France’s future leader will have to maintain the two levels—rifts and differences, even to the point of hatred, and above it a level of mutual responsibility to enhance the unity of the entire French society.
Social tensions will not fade away. On the contrary, they will grow and thereby enable and compel the French to build stronger bridges among them. Again, the idea is not to accept the viewpoint of the other, but for all sides to form a new vision, one in which the unity of French society is primary, and everything else is secondary.
In this way, the differences between the factions will not be dismissed or suppressed, but rather embraced as contributors to the diversity of a united French society.
The Unity-Above-All Principle
If it is to succeed, the new French leadership will have to agree that the unity-above-all principle is its top priority. The cohesion and solidarity of the people depend on adhering to this notion on every level of life.
Unity must be the basis of relationships in society, family, work, schools and universities, and even in politics.
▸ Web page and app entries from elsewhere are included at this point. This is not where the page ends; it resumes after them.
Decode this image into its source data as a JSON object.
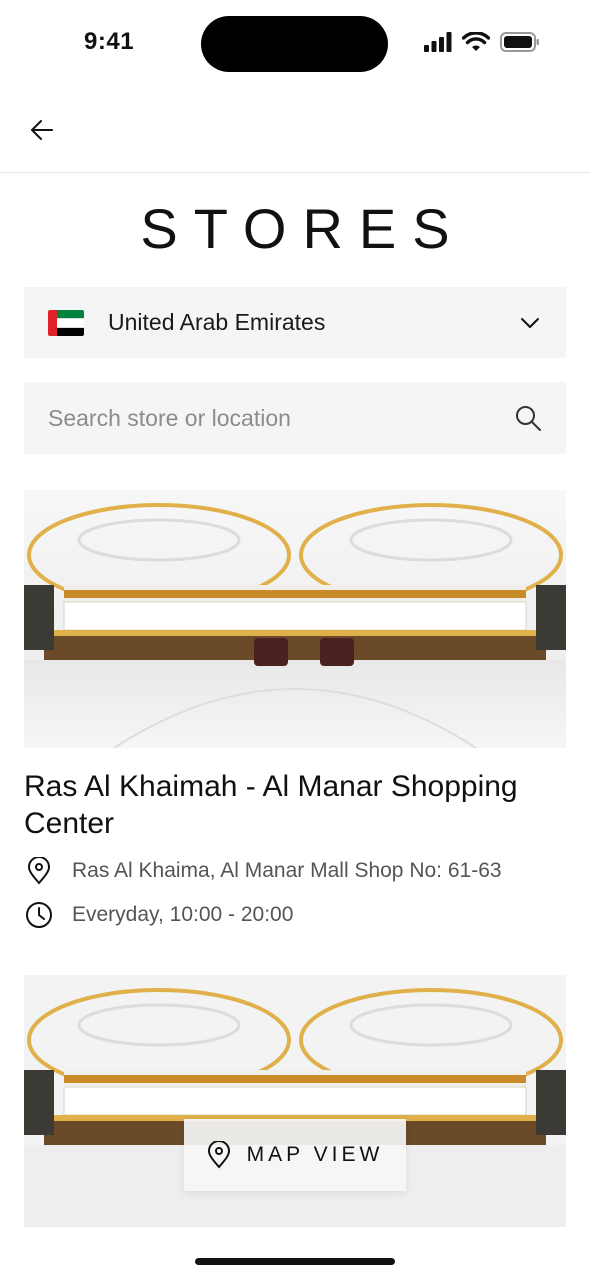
{
  "status_bar": {
    "time": "9:41"
  },
  "header": {
    "back_icon": "arrow-left-icon"
  },
  "page": {
    "title": "STORES"
  },
  "country_select": {
    "value": "United Arab Emirates",
    "flag_icon": "uae-flag-icon",
    "chevron_icon": "chevron-down-icon"
  },
  "search": {
    "placeholder": "Search store or location",
    "icon": "search-icon"
  },
  "stores": [
    {
      "name": "Ras Al Khaimah - Al Manar Shopping Center",
      "address": "Ras Al Khaima, Al Manar Mall Shop No: 61-63",
      "hours": "Everyday, 10:00 - 20:00",
      "address_icon": "location-pin-icon",
      "hours_icon": "clock-icon"
    },
    {
      "name": "",
      "address": "",
      "hours": ""
    }
  ],
  "map_view": {
    "label": "MAP VIEW",
    "icon": "location-pin-icon"
  },
  "colors": {
    "field_bg": "#f4f5f6",
    "text": "#111111",
    "muted": "#555555",
    "accent_gold": "#d9a23a"
  }
}
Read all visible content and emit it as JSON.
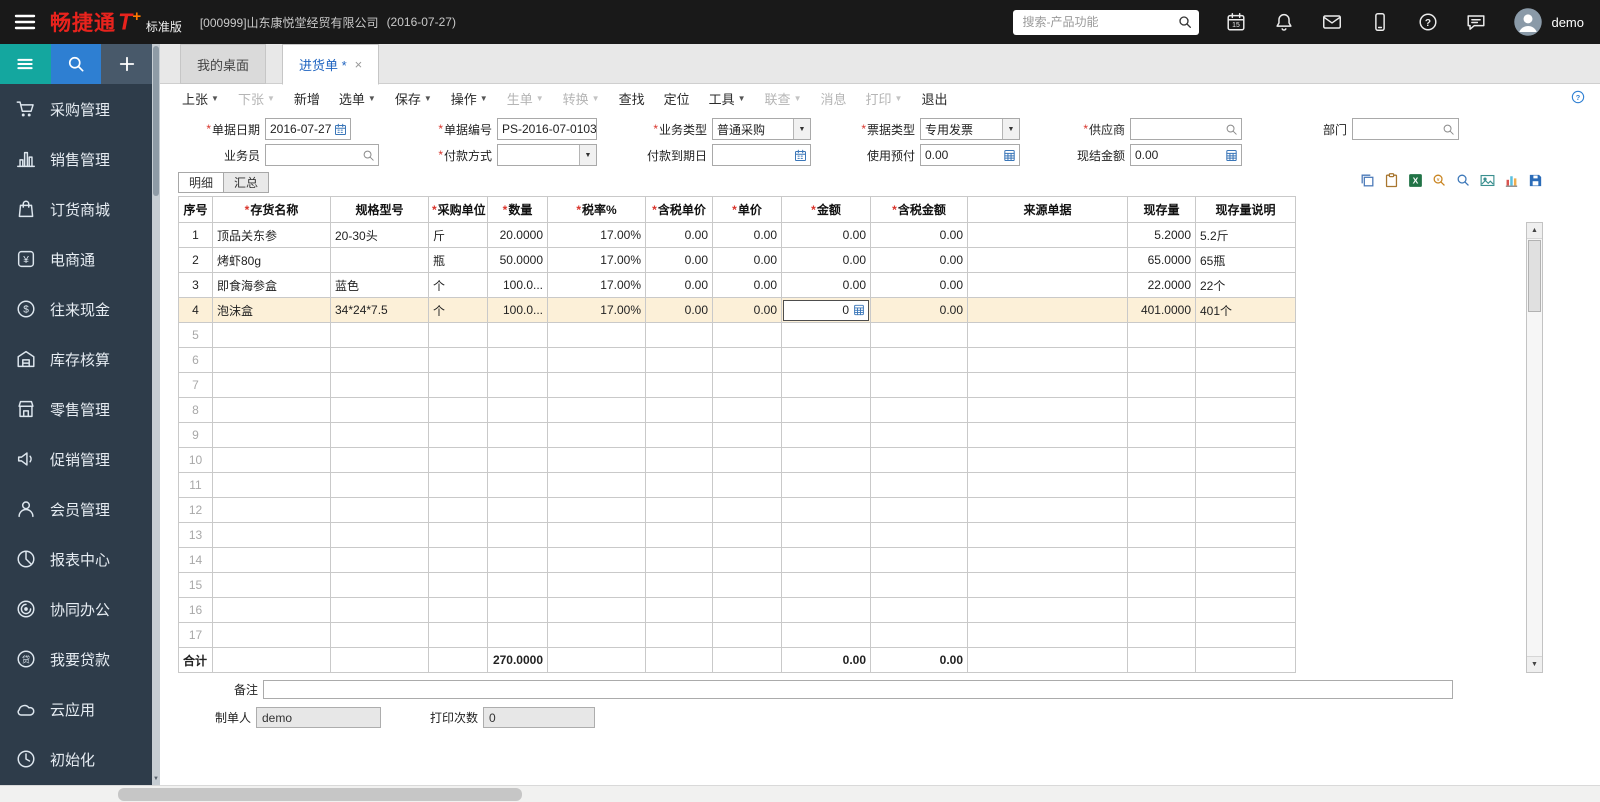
{
  "topbar": {
    "brand": "畅捷通",
    "brand_t": "T",
    "brand_plus": "+",
    "edition": "标准版",
    "company": "[000999]山东康悦堂经贸有限公司",
    "date": "(2016-07-27)",
    "search_placeholder": "搜索-产品功能",
    "icons": [
      "calendar-icon",
      "bell-icon",
      "mail-icon",
      "mobile-icon",
      "help-icon",
      "chat-icon"
    ],
    "user": "demo"
  },
  "sidebar": {
    "tiles": [
      {
        "id": "menu",
        "icon": "hamburger-teal-icon"
      },
      {
        "id": "search",
        "icon": "search-icon"
      },
      {
        "id": "add",
        "icon": "plus-icon"
      }
    ],
    "items": [
      {
        "id": "purchase",
        "icon": "cart-icon",
        "label": "采购管理"
      },
      {
        "id": "sales",
        "icon": "bar-chart-icon",
        "label": "销售管理"
      },
      {
        "id": "mall",
        "icon": "mall-icon",
        "label": "订货商城"
      },
      {
        "id": "ecommerce",
        "icon": "ecommerce-icon",
        "label": "电商通"
      },
      {
        "id": "cash",
        "icon": "cash-icon",
        "label": "往来现金"
      },
      {
        "id": "inventory",
        "icon": "warehouse-icon",
        "label": "库存核算"
      },
      {
        "id": "retail",
        "icon": "retail-icon",
        "label": "零售管理"
      },
      {
        "id": "promotion",
        "icon": "promotion-icon",
        "label": "促销管理"
      },
      {
        "id": "member",
        "icon": "member-icon",
        "label": "会员管理"
      },
      {
        "id": "report",
        "icon": "report-icon",
        "label": "报表中心"
      },
      {
        "id": "collaboration",
        "icon": "collaboration-icon",
        "label": "协同办公"
      },
      {
        "id": "loan",
        "icon": "loan-icon",
        "label": "我要贷款"
      },
      {
        "id": "cloud",
        "icon": "cloud-icon",
        "label": "云应用"
      },
      {
        "id": "init",
        "icon": "init-icon",
        "label": "初始化"
      }
    ]
  },
  "tabs": [
    {
      "id": "desktop",
      "label": "我的桌面",
      "active": false
    },
    {
      "id": "purchase-order",
      "label": "进货单 *",
      "active": true,
      "closable": true
    }
  ],
  "toolbar": {
    "items": [
      {
        "id": "prev",
        "label": "上张",
        "dropdown": true,
        "enabled": true
      },
      {
        "id": "next",
        "label": "下张",
        "dropdown": true,
        "enabled": false
      },
      {
        "id": "add",
        "label": "新增",
        "dropdown": false,
        "enabled": true
      },
      {
        "id": "pick",
        "label": "选单",
        "dropdown": true,
        "enabled": true
      },
      {
        "id": "save",
        "label": "保存",
        "dropdown": true,
        "enabled": true
      },
      {
        "id": "action",
        "label": "操作",
        "dropdown": true,
        "enabled": true
      },
      {
        "id": "generate",
        "label": "生单",
        "dropdown": true,
        "enabled": false
      },
      {
        "id": "convert",
        "label": "转换",
        "dropdown": true,
        "enabled": false
      },
      {
        "id": "find",
        "label": "查找",
        "dropdown": false,
        "enabled": true
      },
      {
        "id": "locate",
        "label": "定位",
        "dropdown": false,
        "enabled": true
      },
      {
        "id": "tools",
        "label": "工具",
        "dropdown": true,
        "enabled": true
      },
      {
        "id": "link",
        "label": "联查",
        "dropdown": true,
        "enabled": false
      },
      {
        "id": "message",
        "label": "消息",
        "dropdown": false,
        "enabled": false
      },
      {
        "id": "print",
        "label": "打印",
        "dropdown": true,
        "enabled": false
      },
      {
        "id": "exit",
        "label": "退出",
        "dropdown": false,
        "enabled": true
      }
    ]
  },
  "form": {
    "fields": [
      {
        "id": "doc-date",
        "label": "单据日期",
        "required": true,
        "value": "2016-07-27",
        "icon": "field-calendar-icon"
      },
      {
        "id": "doc-no",
        "label": "单据编号",
        "required": true,
        "value": "PS-2016-07-0103",
        "icon": "none"
      },
      {
        "id": "biz-type",
        "label": "业务类型",
        "required": true,
        "value": "普通采购",
        "icon": "dropdown"
      },
      {
        "id": "invoice-type",
        "label": "票据类型",
        "required": true,
        "value": "专用发票",
        "icon": "dropdown"
      },
      {
        "id": "supplier",
        "label": "供应商",
        "required": true,
        "value": "",
        "icon": "magnifier-icon"
      },
      {
        "id": "department",
        "label": "部门",
        "required": false,
        "value": "",
        "icon": "magnifier-icon"
      },
      {
        "id": "salesman",
        "label": "业务员",
        "required": false,
        "value": "",
        "icon": "magnifier-icon"
      },
      {
        "id": "pay-method",
        "label": "付款方式",
        "required": true,
        "value": "",
        "icon": "dropdown"
      },
      {
        "id": "pay-due-date",
        "label": "付款到期日",
        "required": false,
        "value": "",
        "icon": "field-calendar-icon"
      },
      {
        "id": "prepaid",
        "label": "使用预付",
        "required": false,
        "value": "0.00",
        "icon": "calculator-icon"
      },
      {
        "id": "cash-amount",
        "label": "现结金额",
        "required": false,
        "value": "0.00",
        "icon": "calculator-icon"
      }
    ]
  },
  "detail_tabs": [
    {
      "id": "detail",
      "label": "明细",
      "active": true
    },
    {
      "id": "summary",
      "label": "汇总",
      "active": false
    }
  ],
  "grid": {
    "tools": [
      "copy-icon",
      "paste-icon",
      "excel-export-icon",
      "price-search-icon",
      "zoom-icon",
      "image-icon",
      "chart-icon",
      "save-layout-icon"
    ],
    "columns": [
      {
        "id": "seq",
        "label": "序号",
        "required": false,
        "align": "center"
      },
      {
        "id": "item-name",
        "label": "存货名称",
        "required": true,
        "align": "left"
      },
      {
        "id": "spec",
        "label": "规格型号",
        "required": false,
        "align": "left"
      },
      {
        "id": "unit",
        "label": "采购单位",
        "required": true,
        "align": "left"
      },
      {
        "id": "qty",
        "label": "数量",
        "required": true,
        "align": "right"
      },
      {
        "id": "tax-rate",
        "label": "税率%",
        "required": true,
        "align": "right"
      },
      {
        "id": "price-incl-tax",
        "label": "含税单价",
        "required": true,
        "align": "right"
      },
      {
        "id": "price",
        "label": "单价",
        "required": true,
        "align": "right"
      },
      {
        "id": "amount",
        "label": "金额",
        "required": true,
        "align": "right"
      },
      {
        "id": "amount-incl-tax",
        "label": "含税金额",
        "required": true,
        "align": "right"
      },
      {
        "id": "source-doc",
        "label": "来源单据",
        "required": false,
        "align": "left"
      },
      {
        "id": "stock-qty",
        "label": "现存量",
        "required": false,
        "align": "right"
      },
      {
        "id": "stock-desc",
        "label": "现存量说明",
        "required": false,
        "align": "left"
      }
    ],
    "rows": [
      {
        "cells": [
          "1",
          "顶品关东参",
          "20-30头",
          "斤",
          "20.0000",
          "17.00%",
          "0.00",
          "0.00",
          "0.00",
          "0.00",
          "",
          "5.2000",
          "5.2斤"
        ],
        "highlight": false
      },
      {
        "cells": [
          "2",
          "烤虾80g",
          "",
          "瓶",
          "50.0000",
          "17.00%",
          "0.00",
          "0.00",
          "0.00",
          "0.00",
          "",
          "65.0000",
          "65瓶"
        ],
        "highlight": false
      },
      {
        "cells": [
          "3",
          "即食海参盒",
          "蓝色",
          "个",
          "100.0...",
          "17.00%",
          "0.00",
          "0.00",
          "0.00",
          "0.00",
          "",
          "22.0000",
          "22个"
        ],
        "highlight": false
      },
      {
        "cells": [
          "4",
          "泡沫盒",
          "34*24*7.5",
          "个",
          "100.0...",
          "17.00%",
          "0.00",
          "0.00",
          "0",
          "0.00",
          "",
          "401.0000",
          "401个"
        ],
        "highlight": true,
        "editing_col": 8
      }
    ],
    "empty_row_numbers": [
      5,
      6,
      7,
      8,
      9,
      10,
      11,
      12,
      13,
      14,
      15,
      16,
      17
    ],
    "total": {
      "cells": [
        "合计",
        "",
        "",
        "",
        "270.0000",
        "",
        "",
        "",
        "0.00",
        "0.00",
        "",
        "",
        ""
      ]
    }
  },
  "footer": {
    "remark_label": "备注",
    "remark_value": "",
    "creator_label": "制单人",
    "creator_value": "demo",
    "print_label": "打印次数",
    "print_value": "0"
  },
  "colors": {
    "brand_red": "#e8231d",
    "topbar_bg": "#191919",
    "sidebar_bg": "#2e3c4a",
    "tile_teal": "#14a79f",
    "tile_blue": "#2e7fd2",
    "tile_gray": "#48596a",
    "active_tab_text": "#1f64c0",
    "highlight_row": "#fcf0d8",
    "disabled_text": "#b5b5b5",
    "required_star": "#d9342b",
    "excel_green": "#217346",
    "save_blue": "#2b6cb8"
  }
}
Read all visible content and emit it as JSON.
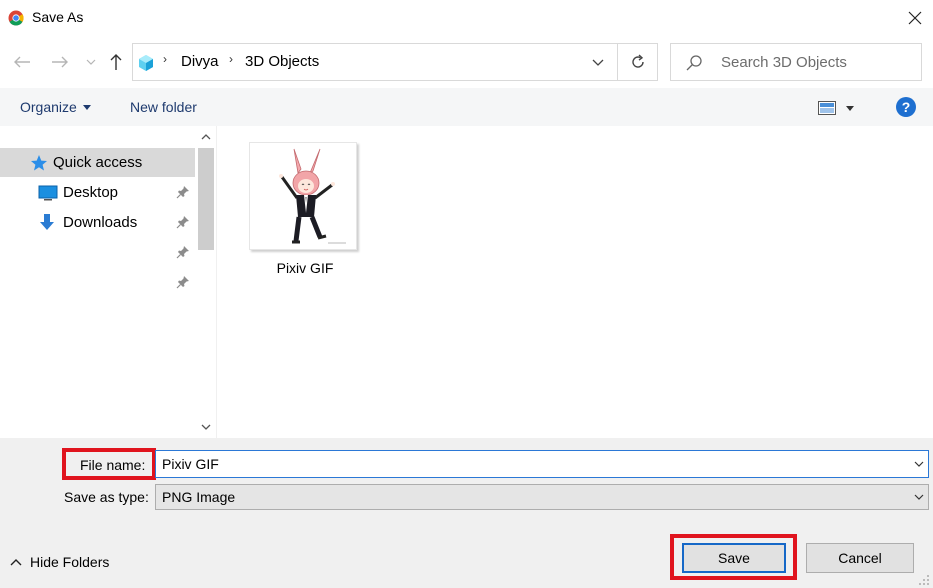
{
  "window": {
    "title": "Save As",
    "icon": "chrome-icon"
  },
  "nav": {
    "back_icon": "arrow-left-icon",
    "forward_icon": "arrow-right-icon",
    "recent_icon": "chevron-down-icon",
    "up_icon": "arrow-up-icon"
  },
  "address": {
    "icon": "3d-objects-icon",
    "crumbs": [
      "Divya",
      "3D Objects"
    ]
  },
  "search": {
    "placeholder": "Search 3D Objects"
  },
  "toolbar": {
    "organize_label": "Organize",
    "new_folder_label": "New folder",
    "help_label": "?"
  },
  "sidebar": {
    "items": [
      {
        "label": "Quick access",
        "icon": "star-icon"
      },
      {
        "label": "Desktop",
        "icon": "desktop-icon"
      },
      {
        "label": "Downloads",
        "icon": "download-arrow-icon"
      }
    ]
  },
  "files": [
    {
      "name": "Pixiv GIF"
    }
  ],
  "form": {
    "file_name_label": "File name:",
    "file_name_value": "Pixiv GIF",
    "save_type_label": "Save as type:",
    "save_type_value": "PNG Image"
  },
  "footer": {
    "hide_folders_label": "Hide Folders",
    "save_label": "Save",
    "cancel_label": "Cancel"
  },
  "colors": {
    "highlight_red": "#e0141e",
    "focus_blue": "#1668c7",
    "link_blue": "#1e3a6e"
  }
}
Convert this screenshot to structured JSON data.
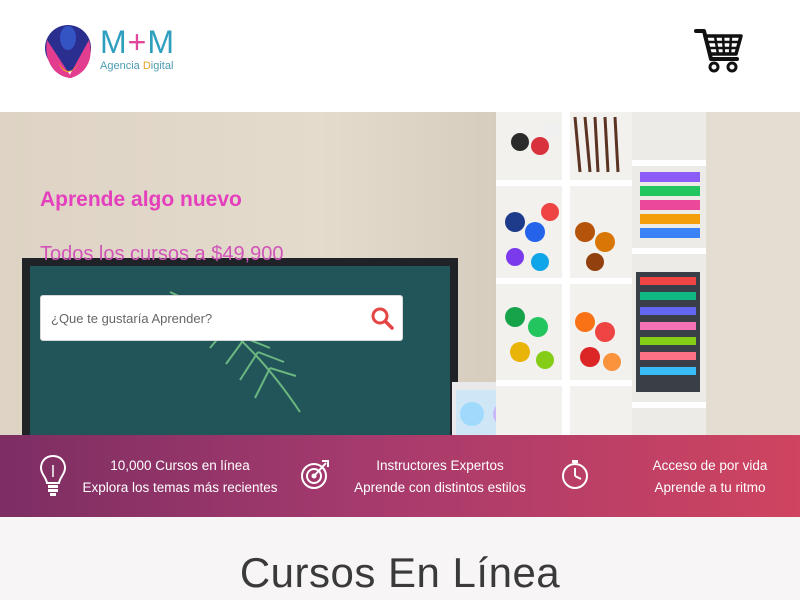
{
  "brand": {
    "name_left": "M",
    "name_plus": "+",
    "name_right": "M",
    "tagline_part1": "Agencia ",
    "tagline_part2": "D",
    "tagline_part3": "igital"
  },
  "header": {
    "cart_icon": "shopping-cart-icon"
  },
  "hero": {
    "title": "Aprende algo nuevo",
    "subtitle": "Todos los cursos a $49,900",
    "search_placeholder": "¿Que te gustaría Aprender?",
    "search_value": "",
    "search_icon": "search-icon",
    "title_color": "#e43fbd"
  },
  "features": [
    {
      "icon": "lightbulb-icon",
      "line1": "10,000 Cursos en línea",
      "line2": "Explora los temas más recientes"
    },
    {
      "icon": "target-icon",
      "line1": "Instructores Expertos",
      "line2": "Aprende con distintos estilos"
    },
    {
      "icon": "clock-icon",
      "line1": "Acceso de por vida",
      "line2": "Aprende a tu ritmo"
    }
  ],
  "section": {
    "title": "Cursos En Línea"
  },
  "colors": {
    "accent_pink": "#e43fbd",
    "band_start": "#7d2e63",
    "band_end": "#cf4460"
  }
}
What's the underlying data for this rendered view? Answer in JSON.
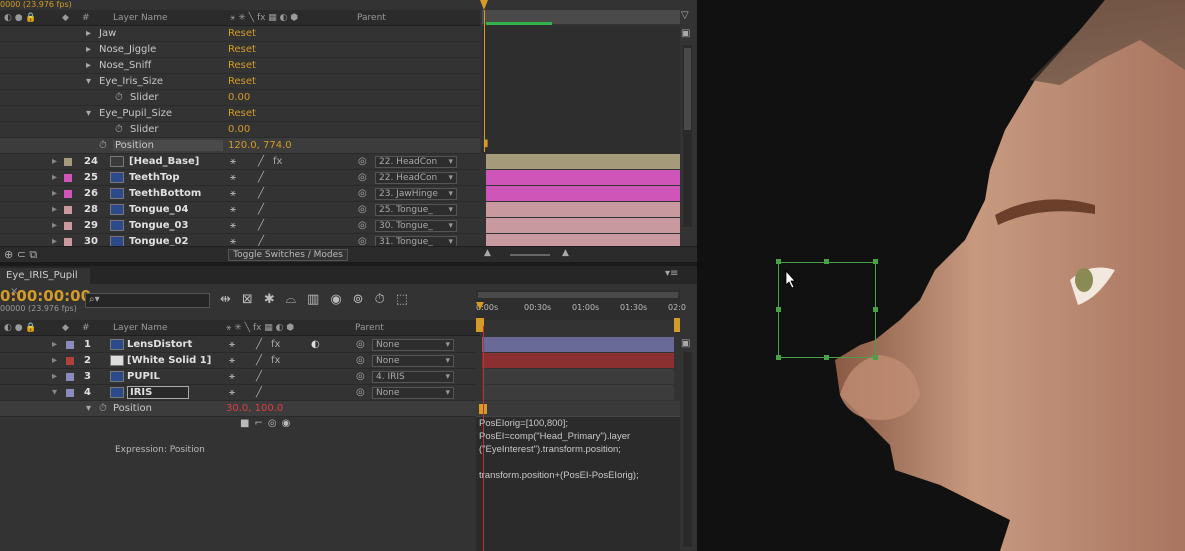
{
  "top_panel": {
    "timecode_partial": "0000 (23.976 fps)",
    "col_layer_name": "Layer Name",
    "col_parent": "Parent",
    "props": [
      {
        "name": "Jaw",
        "value": "Reset"
      },
      {
        "name": "Nose_Jiggle",
        "value": "Reset"
      },
      {
        "name": "Nose_Sniff",
        "value": "Reset"
      },
      {
        "name": "Eye_Iris_Size",
        "value": "Reset"
      },
      {
        "name": "Slider",
        "value": "0.00"
      },
      {
        "name": "Eye_Pupil_Size",
        "value": "Reset"
      },
      {
        "name": "Slider",
        "value": "0.00"
      },
      {
        "name": "Position",
        "value": "120.0, 774.0"
      }
    ],
    "layers": [
      {
        "num": "24",
        "name": "[Head_Base]",
        "parent": "22. HeadCon",
        "color": "#a59a7a"
      },
      {
        "num": "25",
        "name": "TeethTop",
        "parent": "22. HeadCon",
        "color": "#d055b8"
      },
      {
        "num": "26",
        "name": "TeethBottom",
        "parent": "23. JawHinge",
        "color": "#d055b8"
      },
      {
        "num": "28",
        "name": "Tongue_04",
        "parent": "25. Tongue_",
        "color": "#c89aa0"
      },
      {
        "num": "29",
        "name": "Tongue_03",
        "parent": "30. Tongue_",
        "color": "#c89aa0"
      },
      {
        "num": "30",
        "name": "Tongue_02",
        "parent": "31. Tongue_",
        "color": "#c89aa0"
      }
    ],
    "toggle_label": "Toggle Switches / Modes"
  },
  "bottom_panel": {
    "tab": "Eye_IRIS_Pupil",
    "timecode": "0:00:00:00",
    "fps": "00000 (23.976 fps)",
    "col_layer_name": "Layer Name",
    "col_parent": "Parent",
    "ruler": [
      "0:00s",
      "00:30s",
      "01:00s",
      "01:30s",
      "02:0"
    ],
    "layers": [
      {
        "num": "1",
        "name": "LensDistort",
        "parent": "None",
        "color": "#8a8abf",
        "fx": true
      },
      {
        "num": "2",
        "name": "[White Solid 1]",
        "parent": "None",
        "color": "#b04040",
        "fx": true
      },
      {
        "num": "3",
        "name": "PUPIL",
        "parent": "4. IRIS",
        "color": "#8a8abf",
        "fx": false
      },
      {
        "num": "4",
        "name": "IRIS",
        "parent": "None",
        "color": "#8a8abf",
        "fx": false
      }
    ],
    "position_label": "Position",
    "position_value": "30.0, 100.0",
    "expression_label": "Expression: Position",
    "expression_lines": [
      "PosEIorig=[100,800];",
      "PosEI=comp(\"Head_Primary\").layer",
      "(\"EyeInterest\").transform.position;",
      "",
      "transform.position+(PosEI-PosEIorig);"
    ]
  },
  "colors": {
    "accent": "#d49b28",
    "panel": "#333333",
    "selection": "#3c3c3c"
  }
}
There should be a Department of Unity, much as there is a Department of Justice, and it should take precedence over all other federal agencies. Its sole task will be to elevate and exalt the importance of unity above everything else—through social media, news media and every means of advertisement.
Presently, the world is going from bad to worse. Yet, the more hateful we become, the more life is forcing us to connect. As long as we resist this trend, the clash between life’s direction, toward connection, and our desire to separate will become increasingly painful. Unless we learn how to use reality’s tendency to connect for our benefit, by connecting above our hatred, the tension between the two opposite forces will snap, and an all-out war will break out.
When the war is over, a leader will still have to unite everyone above their differences. If leaders around the world understand the principle of connection above hatred and lead their countries toward it, they will translate this into applicable laws that will change all public systems and transform public discourse. These, in turn, will help each person rise above the isolation and find joy in connection and unity.
This year is going to be crucial for Europe as France, Germany, and other countries will decide the identity of their leaders for the coming years. If these elected leaders commit to unity, Europe will prosper. If not, the EU will disintegrate and the chances of war breaking out will increase dramatically.
Michael Laitman is a Professor of Ontology, a PhD in Philosophy and Kabbalah, an MSc in Medical Bio-Cybernetics, and was the prime disciple of Kabbalist, Rav Baruch Shalom Ashlag (the RABASH). He has written over 40 books, which have been translated into dozens of languages.